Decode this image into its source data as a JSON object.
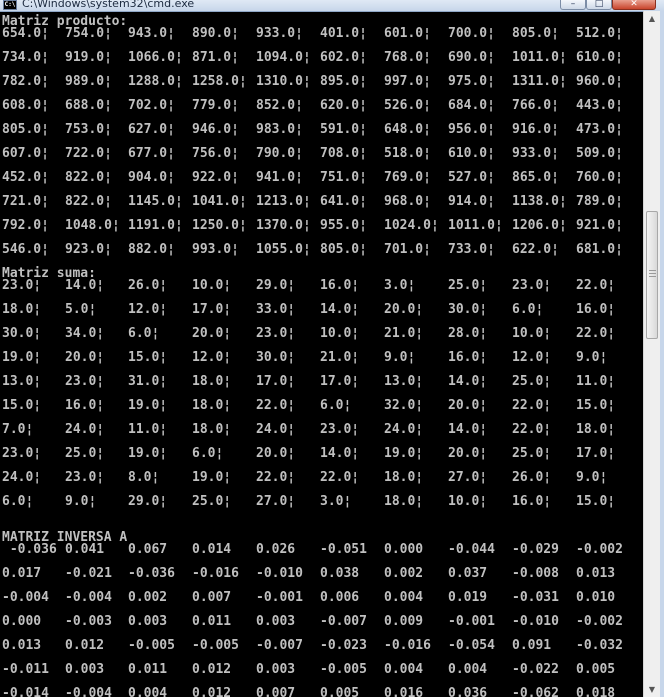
{
  "window": {
    "title": "C:\\Windows\\system32\\cmd.exe",
    "icon_text": "C:\\",
    "minimize": "–",
    "maximize": "□",
    "close": "✕"
  },
  "console": {
    "sections": [
      {
        "heading": "Matriz producto:",
        "rows": [
          [
            "654.0¦",
            "754.0¦",
            "943.0¦",
            "890.0¦",
            "933.0¦",
            "401.0¦",
            "601.0¦",
            "700.0¦",
            "805.0¦",
            "512.0¦"
          ],
          [
            "734.0¦",
            "919.0¦",
            "1066.0¦",
            "871.0¦",
            "1094.0¦",
            "602.0¦",
            "768.0¦",
            "690.0¦",
            "1011.0¦",
            "610.0¦"
          ],
          [
            "782.0¦",
            "989.0¦",
            "1288.0¦",
            "1258.0¦",
            "1310.0¦",
            "895.0¦",
            "997.0¦",
            "975.0¦",
            "1311.0¦",
            "960.0¦"
          ],
          [
            "608.0¦",
            "688.0¦",
            "702.0¦",
            "779.0¦",
            "852.0¦",
            "620.0¦",
            "526.0¦",
            "684.0¦",
            "766.0¦",
            "443.0¦"
          ],
          [
            "805.0¦",
            "753.0¦",
            "627.0¦",
            "946.0¦",
            "983.0¦",
            "591.0¦",
            "648.0¦",
            "956.0¦",
            "916.0¦",
            "473.0¦"
          ],
          [
            "607.0¦",
            "722.0¦",
            "677.0¦",
            "756.0¦",
            "790.0¦",
            "708.0¦",
            "518.0¦",
            "610.0¦",
            "933.0¦",
            "509.0¦"
          ],
          [
            "452.0¦",
            "822.0¦",
            "904.0¦",
            "922.0¦",
            "941.0¦",
            "751.0¦",
            "769.0¦",
            "527.0¦",
            "865.0¦",
            "760.0¦"
          ],
          [
            "721.0¦",
            "822.0¦",
            "1145.0¦",
            "1041.0¦",
            "1213.0¦",
            "641.0¦",
            "968.0¦",
            "914.0¦",
            "1138.0¦",
            "789.0¦"
          ],
          [
            "792.0¦",
            "1048.0¦",
            "1191.0¦",
            "1250.0¦",
            "1370.0¦",
            "955.0¦",
            "1024.0¦",
            "1011.0¦",
            "1206.0¦",
            "921.0¦"
          ],
          [
            "546.0¦",
            "923.0¦",
            "882.0¦",
            "993.0¦",
            "1055.0¦",
            "805.0¦",
            "701.0¦",
            "733.0¦",
            "622.0¦",
            "681.0¦"
          ]
        ]
      },
      {
        "heading": "Matriz suma:",
        "rows": [
          [
            "23.0¦",
            "14.0¦",
            "26.0¦",
            "10.0¦",
            "29.0¦",
            "16.0¦",
            "3.0¦",
            "25.0¦",
            "23.0¦",
            "22.0¦"
          ],
          [
            "18.0¦",
            "5.0¦",
            "12.0¦",
            "17.0¦",
            "33.0¦",
            "14.0¦",
            "20.0¦",
            "30.0¦",
            "6.0¦",
            "16.0¦"
          ],
          [
            "30.0¦",
            "34.0¦",
            "6.0¦",
            "20.0¦",
            "23.0¦",
            "10.0¦",
            "21.0¦",
            "28.0¦",
            "10.0¦",
            "22.0¦"
          ],
          [
            "19.0¦",
            "20.0¦",
            "15.0¦",
            "12.0¦",
            "30.0¦",
            "21.0¦",
            "9.0¦",
            "16.0¦",
            "12.0¦",
            "9.0¦"
          ],
          [
            "13.0¦",
            "23.0¦",
            "31.0¦",
            "18.0¦",
            "17.0¦",
            "17.0¦",
            "13.0¦",
            "14.0¦",
            "25.0¦",
            "11.0¦"
          ],
          [
            "15.0¦",
            "16.0¦",
            "19.0¦",
            "18.0¦",
            "22.0¦",
            "6.0¦",
            "32.0¦",
            "20.0¦",
            "22.0¦",
            "15.0¦"
          ],
          [
            "7.0¦",
            "24.0¦",
            "11.0¦",
            "18.0¦",
            "24.0¦",
            "23.0¦",
            "24.0¦",
            "14.0¦",
            "22.0¦",
            "18.0¦"
          ],
          [
            "23.0¦",
            "25.0¦",
            "19.0¦",
            "6.0¦",
            "20.0¦",
            "14.0¦",
            "19.0¦",
            "20.0¦",
            "25.0¦",
            "17.0¦"
          ],
          [
            "24.0¦",
            "23.0¦",
            "8.0¦",
            "19.0¦",
            "22.0¦",
            "22.0¦",
            "18.0¦",
            "27.0¦",
            "26.0¦",
            "9.0¦"
          ],
          [
            "6.0¦",
            "9.0¦",
            "29.0¦",
            "25.0¦",
            "27.0¦",
            "3.0¦",
            "18.0¦",
            "10.0¦",
            "16.0¦",
            "15.0¦"
          ]
        ]
      },
      {
        "heading": "MATRIZ INVERSA A",
        "rows": [
          [
            " -0.036",
            "0.041",
            "0.067",
            "0.014",
            "0.026",
            "-0.051",
            "0.000",
            "-0.044",
            "-0.029",
            "-0.002"
          ],
          [
            "0.017",
            "-0.021",
            "-0.036",
            "-0.016",
            "-0.010",
            "0.038",
            "0.002",
            "0.037",
            "-0.008",
            "0.013"
          ],
          [
            "-0.004",
            "-0.004",
            "0.002",
            "0.007",
            "-0.001",
            "0.006",
            "0.004",
            "0.019",
            "-0.031",
            "0.010"
          ],
          [
            "0.000",
            "-0.003",
            "0.003",
            "0.011",
            "0.003",
            "-0.007",
            "0.009",
            "-0.001",
            "-0.010",
            "-0.002"
          ],
          [
            "0.013",
            "0.012",
            "-0.005",
            "-0.005",
            "-0.007",
            "-0.023",
            "-0.016",
            "-0.054",
            "0.091",
            "-0.032"
          ],
          [
            "-0.011",
            "0.003",
            "0.011",
            "0.012",
            "0.003",
            "-0.005",
            "0.004",
            "0.004",
            "-0.022",
            "0.005"
          ],
          [
            "-0.014",
            "-0.004",
            "0.004",
            "0.012",
            "0.007",
            "0.005",
            "0.016",
            "0.036",
            "-0.062",
            "0.018"
          ]
        ]
      }
    ]
  },
  "scrollbar": {
    "up": "▲",
    "down": "▼"
  }
}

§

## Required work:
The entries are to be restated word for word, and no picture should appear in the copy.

## Answer area:
Decode this image into its source data as a JSON object.
{
  "window": {
    "title": "C:\\Windows\\system32\\cmd.exe",
    "icon_text": "C:\\",
    "minimize": "–",
    "maximize": "□",
    "close": "✕"
  },
  "console": {
    "sections": [
      {
        "heading": "Matriz producto:",
        "rows": [
          [
            "654.0¦",
            "754.0¦",
            "943.0¦",
            "890.0¦",
            "933.0¦",
            "401.0¦",
            "601.0¦",
            "700.0¦",
            "805.0¦",
            "512.0¦"
          ],
          [
            "734.0¦",
            "919.0¦",
            "1066.0¦",
            "871.0¦",
            "1094.0¦",
            "602.0¦",
            "768.0¦",
            "690.0¦",
            "1011.0¦",
            "610.0¦"
          ],
          [
            "782.0¦",
            "989.0¦",
            "1288.0¦",
            "1258.0¦",
            "1310.0¦",
            "895.0¦",
            "997.0¦",
            "975.0¦",
            "1311.0¦",
            "960.0¦"
          ],
          [
            "608.0¦",
            "688.0¦",
            "702.0¦",
            "779.0¦",
            "852.0¦",
            "620.0¦",
            "526.0¦",
            "684.0¦",
            "766.0¦",
            "443.0¦"
          ],
          [
            "805.0¦",
            "753.0¦",
            "627.0¦",
            "946.0¦",
            "983.0¦",
            "591.0¦",
            "648.0¦",
            "956.0¦",
            "916.0¦",
            "473.0¦"
          ],
          [
            "607.0¦",
            "722.0¦",
            "677.0¦",
            "756.0¦",
            "790.0¦",
            "708.0¦",
            "518.0¦",
            "610.0¦",
            "933.0¦",
            "509.0¦"
          ],
          [
            "452.0¦",
            "822.0¦",
            "904.0¦",
            "922.0¦",
            "941.0¦",
            "751.0¦",
            "769.0¦",
            "527.0¦",
            "865.0¦",
            "760.0¦"
          ],
          [
            "721.0¦",
            "822.0¦",
            "1145.0¦",
            "1041.0¦",
            "1213.0¦",
            "641.0¦",
            "968.0¦",
            "914.0¦",
            "1138.0¦",
            "789.0¦"
          ],
          [
            "792.0¦",
            "1048.0¦",
            "1191.0¦",
            "1250.0¦",
            "1370.0¦",
            "955.0¦",
            "1024.0¦",
            "1011.0¦",
            "1206.0¦",
            "921.0¦"
          ],
          [
            "546.0¦",
            "923.0¦",
            "882.0¦",
            "993.0¦",
            "1055.0¦",
            "805.0¦",
            "701.0¦",
            "733.0¦",
            "622.0¦",
            "681.0¦"
          ]
        ]
      },
      {
        "heading": "Matriz suma:",
        "rows": [
          [
            "23.0¦",
            "14.0¦",
            "26.0¦",
            "10.0¦",
            "29.0¦",
            "16.0¦",
            "3.0¦",
            "25.0¦",
            "23.0¦",
            "22.0¦"
          ],
          [
            "18.0¦",
            "5.0¦",
            "12.0¦",
            "17.0¦",
            "33.0¦",
            "14.0¦",
            "20.0¦",
            "30.0¦",
            "6.0¦",
            "16.0¦"
          ],
          [
            "30.0¦",
            "34.0¦",
            "6.0¦",
            "20.0¦",
            "23.0¦",
            "10.0¦",
            "21.0¦",
            "28.0¦",
            "10.0¦",
            "22.0¦"
          ],
          [
            "19.0¦",
            "20.0¦",
            "15.0¦",
            "12.0¦",
            "30.0¦",
            "21.0¦",
            "9.0¦",
            "16.0¦",
            "12.0¦",
            "9.0¦"
          ],
          [
            "13.0¦",
            "23.0¦",
            "31.0¦",
            "18.0¦",
            "17.0¦",
            "17.0¦",
            "13.0¦",
            "14.0¦",
            "25.0¦",
            "11.0¦"
          ],
          [
            "15.0¦",
            "16.0¦",
            "19.0¦",
            "18.0¦",
            "22.0¦",
            "6.0¦",
            "32.0¦",
            "20.0¦",
            "22.0¦",
            "15.0¦"
          ],
          [
            "7.0¦",
            "24.0¦",
            "11.0¦",
            "18.0¦",
            "24.0¦",
            "23.0¦",
            "24.0¦",
            "14.0¦",
            "22.0¦",
            "18.0¦"
          ],
          [
            "23.0¦",
            "25.0¦",
            "19.0¦",
            "6.0¦",
            "20.0¦",
            "14.0¦",
            "19.0¦",
            "20.0¦",
            "25.0¦",
            "17.0¦"
          ],
          [
            "24.0¦",
            "23.0¦",
            "8.0¦",
            "19.0¦",
            "22.0¦",
            "22.0¦",
            "18.0¦",
            "27.0¦",
            "26.0¦",
            "9.0¦"
          ],
          [
            "6.0¦",
            "9.0¦",
            "29.0¦",
            "25.0¦",
            "27.0¦",
            "3.0¦",
            "18.0¦",
            "10.0¦",
            "16.0¦",
            "15.0¦"
          ]
        ]
      },
      {
        "heading": "MATRIZ INVERSA A",
        "rows": [
          [
            " -0.036",
            "0.041",
            "0.067",
            "0.014",
            "0.026",
            "-0.051",
            "0.000",
            "-0.044",
            "-0.029",
            "-0.002"
          ],
          [
            "0.017",
            "-0.021",
            "-0.036",
            "-0.016",
            "-0.010",
            "0.038",
            "0.002",
            "0.037",
            "-0.008",
            "0.013"
          ],
          [
            "-0.004",
            "-0.004",
            "0.002",
            "0.007",
            "-0.001",
            "0.006",
            "0.004",
            "0.019",
            "-0.031",
            "0.010"
          ],
          [
            "0.000",
            "-0.003",
            "0.003",
            "0.011",
            "0.003",
            "-0.007",
            "0.009",
            "-0.001",
            "-0.010",
            "-0.002"
          ],
          [
            "0.013",
            "0.012",
            "-0.005",
            "-0.005",
            "-0.007",
            "-0.023",
            "-0.016",
            "-0.054",
            "0.091",
            "-0.032"
          ],
          [
            "-0.011",
            "0.003",
            "0.011",
            "0.012",
            "0.003",
            "-0.005",
            "0.004",
            "0.004",
            "-0.022",
            "0.005"
          ],
          [
            "-0.014",
            "-0.004",
            "0.004",
            "0.012",
            "0.007",
            "0.005",
            "0.016",
            "0.036",
            "-0.062",
            "0.018"
          ]
        ]
      }
    ]
  },
  "scrollbar": {
    "up": "▲",
    "down": "▼"
  }
}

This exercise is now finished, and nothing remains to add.